by Forrest Aguirre
Review by Colleen Cahill
Raw Dog Screaming Press Paperback ISBN/ITEM#: 1933293128
Date: October, 2005 List Price $15.95 Amazon US / Amazon UK / Show Official Info /
The unexpected is at the heart of each of these stories. Set in places around and out of this world, the tales revel in the bizarre, the strange and the unique. The titles alone reveal many unusual themes, as in "Convergence on a Panoptic Newtonian: The Interstices of Heaven." This science fiction work examines the search for God by a human amateur astronomer and an alien race facing Armageddon. In a work of dark fantasy, "The Universal Language of Silence" focuses on a mime who refuses to speak to anyone, even an old friend and would-be lover, as the price of speech is very high. The titles are intriguing, but the reward is the unusual twists in the stories.

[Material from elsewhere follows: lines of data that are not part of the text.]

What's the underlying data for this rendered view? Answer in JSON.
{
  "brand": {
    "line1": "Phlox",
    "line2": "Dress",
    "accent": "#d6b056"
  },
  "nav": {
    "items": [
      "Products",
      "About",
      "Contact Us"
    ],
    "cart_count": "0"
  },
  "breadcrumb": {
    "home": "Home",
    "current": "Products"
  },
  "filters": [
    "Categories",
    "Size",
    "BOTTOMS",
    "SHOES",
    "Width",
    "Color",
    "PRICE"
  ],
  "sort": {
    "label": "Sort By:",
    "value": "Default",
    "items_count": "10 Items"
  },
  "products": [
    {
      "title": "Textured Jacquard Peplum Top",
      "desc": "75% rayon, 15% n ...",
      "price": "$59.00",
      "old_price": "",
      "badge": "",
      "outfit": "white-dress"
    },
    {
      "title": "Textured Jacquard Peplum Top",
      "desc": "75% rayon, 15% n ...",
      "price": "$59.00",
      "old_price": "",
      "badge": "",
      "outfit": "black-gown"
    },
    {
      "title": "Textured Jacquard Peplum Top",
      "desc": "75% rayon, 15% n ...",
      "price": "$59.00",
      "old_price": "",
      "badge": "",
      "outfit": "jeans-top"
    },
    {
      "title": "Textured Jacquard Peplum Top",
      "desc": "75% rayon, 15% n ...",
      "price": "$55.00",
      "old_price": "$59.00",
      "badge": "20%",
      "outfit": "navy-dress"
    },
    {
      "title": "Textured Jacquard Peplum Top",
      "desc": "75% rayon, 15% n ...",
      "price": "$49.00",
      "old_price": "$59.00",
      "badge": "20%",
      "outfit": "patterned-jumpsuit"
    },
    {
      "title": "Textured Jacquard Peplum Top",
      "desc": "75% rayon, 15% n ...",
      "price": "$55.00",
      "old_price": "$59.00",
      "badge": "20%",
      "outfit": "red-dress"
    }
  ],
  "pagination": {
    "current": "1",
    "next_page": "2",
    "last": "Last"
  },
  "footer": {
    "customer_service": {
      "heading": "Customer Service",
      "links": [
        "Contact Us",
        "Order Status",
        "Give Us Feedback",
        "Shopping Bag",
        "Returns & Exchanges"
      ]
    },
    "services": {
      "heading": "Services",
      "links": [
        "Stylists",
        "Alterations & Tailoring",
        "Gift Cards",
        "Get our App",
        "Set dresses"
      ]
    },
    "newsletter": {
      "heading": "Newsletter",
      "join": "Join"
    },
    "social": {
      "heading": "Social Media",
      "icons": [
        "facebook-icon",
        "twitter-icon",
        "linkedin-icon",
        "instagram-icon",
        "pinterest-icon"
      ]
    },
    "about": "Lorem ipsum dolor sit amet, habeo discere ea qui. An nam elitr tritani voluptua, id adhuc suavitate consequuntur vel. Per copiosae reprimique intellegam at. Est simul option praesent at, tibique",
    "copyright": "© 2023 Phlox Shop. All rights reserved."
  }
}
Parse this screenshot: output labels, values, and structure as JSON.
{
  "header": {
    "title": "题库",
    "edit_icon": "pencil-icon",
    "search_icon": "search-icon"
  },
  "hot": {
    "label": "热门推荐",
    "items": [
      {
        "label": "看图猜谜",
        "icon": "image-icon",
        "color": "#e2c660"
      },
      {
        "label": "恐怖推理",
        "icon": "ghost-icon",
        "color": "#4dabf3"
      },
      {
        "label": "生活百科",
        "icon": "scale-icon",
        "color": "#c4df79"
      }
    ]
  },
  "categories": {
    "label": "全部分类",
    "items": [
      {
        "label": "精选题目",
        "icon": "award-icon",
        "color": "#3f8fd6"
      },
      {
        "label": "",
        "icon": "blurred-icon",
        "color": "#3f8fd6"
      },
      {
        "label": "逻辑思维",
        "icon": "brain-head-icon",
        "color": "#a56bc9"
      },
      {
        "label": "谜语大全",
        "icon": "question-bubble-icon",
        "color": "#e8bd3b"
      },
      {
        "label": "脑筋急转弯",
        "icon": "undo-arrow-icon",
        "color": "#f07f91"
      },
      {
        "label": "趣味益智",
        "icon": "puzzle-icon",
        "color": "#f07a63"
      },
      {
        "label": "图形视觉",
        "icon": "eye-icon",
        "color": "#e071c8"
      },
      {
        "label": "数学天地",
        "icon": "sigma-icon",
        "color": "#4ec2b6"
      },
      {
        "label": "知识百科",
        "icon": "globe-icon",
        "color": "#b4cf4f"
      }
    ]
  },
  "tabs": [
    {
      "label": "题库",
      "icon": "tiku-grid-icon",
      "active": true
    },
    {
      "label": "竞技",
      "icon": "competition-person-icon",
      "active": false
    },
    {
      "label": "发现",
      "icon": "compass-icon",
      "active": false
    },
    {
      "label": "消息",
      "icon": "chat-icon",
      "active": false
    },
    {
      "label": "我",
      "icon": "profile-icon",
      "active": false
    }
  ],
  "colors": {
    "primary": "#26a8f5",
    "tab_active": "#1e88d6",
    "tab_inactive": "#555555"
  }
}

Many of these are very short pieces, some just barely a page in length, but this only heightens their effect. In only a few paragraphs Aguirre takes us on a dark train of corpses with vile pasts in "Tickets, Please" or to the sinister fields of Johnny Milkpodseed in "Return to Abaddon." Simple ideas like an inventory become a study of new concepts in "Kaleidoscopes of Africa," moving from gems in tubes to people in war. Again, there are surprises at every turn in these works, from the danger of squirrels in "The Nut Lady's Cabin" to the surreal world of zeppelins and cannibal children in "Matriarch."
These are not light and happy stories, leaning to the murky side of fantasy and science fiction. In contrast is the poetic, almost jewel-like quality of Aguirre's writing. The language is tailored to each story, with blossoms of color in "The Mystic Flower," appropriate for a mysterious man who may have tapped occult powers, to the stark words of "Hopeless: A Triptych" were three different views of despair are examined. Only a master wordsmith could create such beauty and dread together, all the while making these pieces that are more thought provoking than horrifying.
At first glance, I was not sure I would like this book as I am not a fan of horror literature. And while some of these stories do fall in that genre, I was happily surprised by this truly wonderful collection of riveting stories. Nothing here gave me nightmares, but I know that I will be thinking about these ideas again and again, often because of how Aguirre crafted his words more than the concept itself. Fugue XXIX is a fine collection from one of the great stylists of our age and another work that proves genre IS literature.